### Required action
Scan the data below and copy each line where "letter" occurs.

### Web page and app entries
....
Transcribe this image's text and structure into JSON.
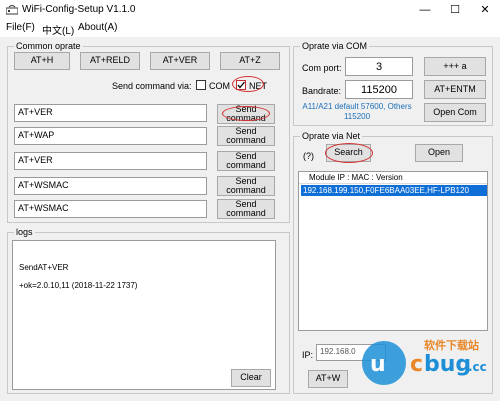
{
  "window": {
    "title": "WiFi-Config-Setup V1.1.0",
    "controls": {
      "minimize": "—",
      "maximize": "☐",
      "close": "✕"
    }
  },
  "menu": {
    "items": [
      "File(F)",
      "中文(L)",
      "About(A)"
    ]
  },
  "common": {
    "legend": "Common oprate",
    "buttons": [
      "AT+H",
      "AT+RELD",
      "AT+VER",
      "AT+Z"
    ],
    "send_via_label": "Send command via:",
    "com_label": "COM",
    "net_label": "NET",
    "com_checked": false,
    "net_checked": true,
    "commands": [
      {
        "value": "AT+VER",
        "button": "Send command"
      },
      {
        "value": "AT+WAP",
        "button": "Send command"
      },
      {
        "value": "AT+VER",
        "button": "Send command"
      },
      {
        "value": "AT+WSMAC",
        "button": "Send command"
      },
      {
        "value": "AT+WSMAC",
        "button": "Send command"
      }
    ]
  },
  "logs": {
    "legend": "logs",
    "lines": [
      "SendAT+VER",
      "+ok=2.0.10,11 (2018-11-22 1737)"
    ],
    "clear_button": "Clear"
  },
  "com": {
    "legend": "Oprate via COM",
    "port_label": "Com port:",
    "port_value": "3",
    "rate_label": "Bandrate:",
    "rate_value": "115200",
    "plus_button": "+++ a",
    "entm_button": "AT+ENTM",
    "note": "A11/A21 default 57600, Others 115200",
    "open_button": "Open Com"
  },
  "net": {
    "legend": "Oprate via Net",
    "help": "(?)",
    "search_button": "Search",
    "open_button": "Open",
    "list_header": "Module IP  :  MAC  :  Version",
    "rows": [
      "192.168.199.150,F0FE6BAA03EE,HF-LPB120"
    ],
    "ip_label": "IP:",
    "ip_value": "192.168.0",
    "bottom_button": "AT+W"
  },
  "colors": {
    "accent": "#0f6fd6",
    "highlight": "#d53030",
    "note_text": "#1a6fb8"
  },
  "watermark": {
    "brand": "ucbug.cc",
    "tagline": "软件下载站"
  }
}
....
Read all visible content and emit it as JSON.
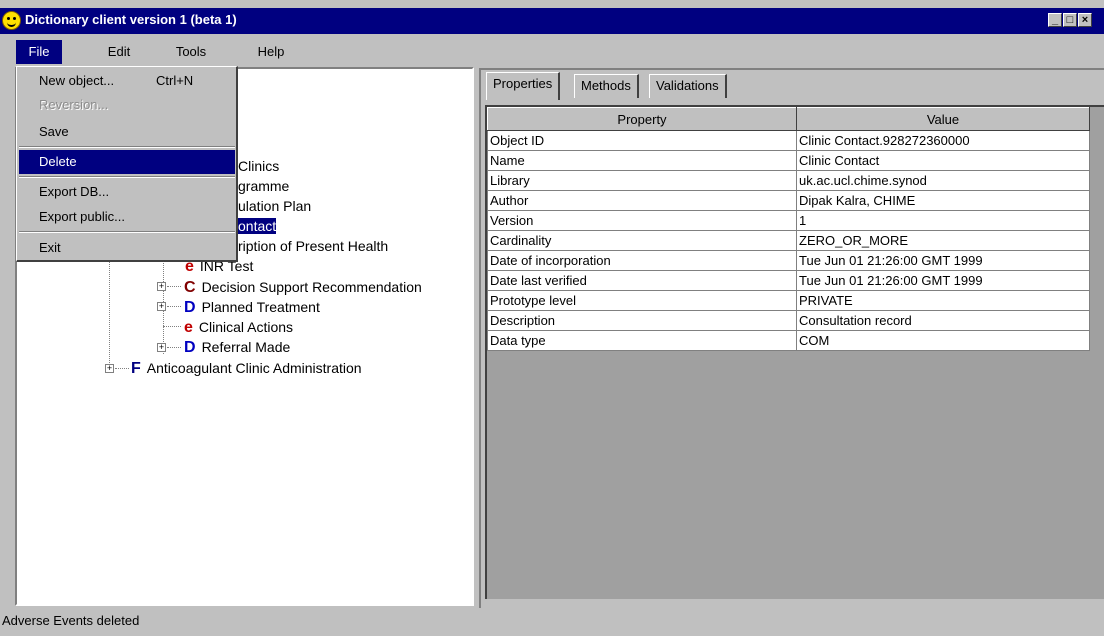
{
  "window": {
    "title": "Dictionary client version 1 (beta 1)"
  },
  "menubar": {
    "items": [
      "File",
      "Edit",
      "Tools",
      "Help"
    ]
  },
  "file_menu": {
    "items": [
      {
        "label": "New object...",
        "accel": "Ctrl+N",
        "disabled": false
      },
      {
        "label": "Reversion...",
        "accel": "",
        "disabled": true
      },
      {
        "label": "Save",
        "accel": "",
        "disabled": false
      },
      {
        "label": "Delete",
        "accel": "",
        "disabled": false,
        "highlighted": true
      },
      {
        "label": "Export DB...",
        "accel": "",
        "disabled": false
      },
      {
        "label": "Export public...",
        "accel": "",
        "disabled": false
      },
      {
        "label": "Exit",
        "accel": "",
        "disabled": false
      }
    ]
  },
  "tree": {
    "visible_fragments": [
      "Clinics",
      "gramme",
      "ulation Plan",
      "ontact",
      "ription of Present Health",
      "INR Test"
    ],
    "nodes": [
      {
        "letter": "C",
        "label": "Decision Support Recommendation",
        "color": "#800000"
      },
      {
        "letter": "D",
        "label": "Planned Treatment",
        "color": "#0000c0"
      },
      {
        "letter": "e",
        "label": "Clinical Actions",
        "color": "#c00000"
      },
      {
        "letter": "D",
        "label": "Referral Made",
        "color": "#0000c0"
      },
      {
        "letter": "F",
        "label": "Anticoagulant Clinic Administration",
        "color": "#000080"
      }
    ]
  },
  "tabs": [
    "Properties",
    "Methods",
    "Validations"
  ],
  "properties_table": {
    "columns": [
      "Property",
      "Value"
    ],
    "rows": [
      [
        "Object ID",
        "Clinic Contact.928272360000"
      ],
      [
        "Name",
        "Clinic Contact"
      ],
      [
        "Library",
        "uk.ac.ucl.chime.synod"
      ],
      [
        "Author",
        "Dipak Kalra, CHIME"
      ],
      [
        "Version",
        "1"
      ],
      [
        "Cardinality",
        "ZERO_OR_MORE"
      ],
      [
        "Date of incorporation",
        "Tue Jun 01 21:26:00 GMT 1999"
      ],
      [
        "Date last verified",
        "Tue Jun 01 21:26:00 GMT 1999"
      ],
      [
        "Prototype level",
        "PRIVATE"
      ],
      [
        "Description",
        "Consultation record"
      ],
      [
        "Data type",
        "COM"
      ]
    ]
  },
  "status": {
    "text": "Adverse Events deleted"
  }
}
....
### Written answer
        "letter": "C",
        "letter": "D",
        "letter": "e",
        "letter": "D",
        "letter": "F",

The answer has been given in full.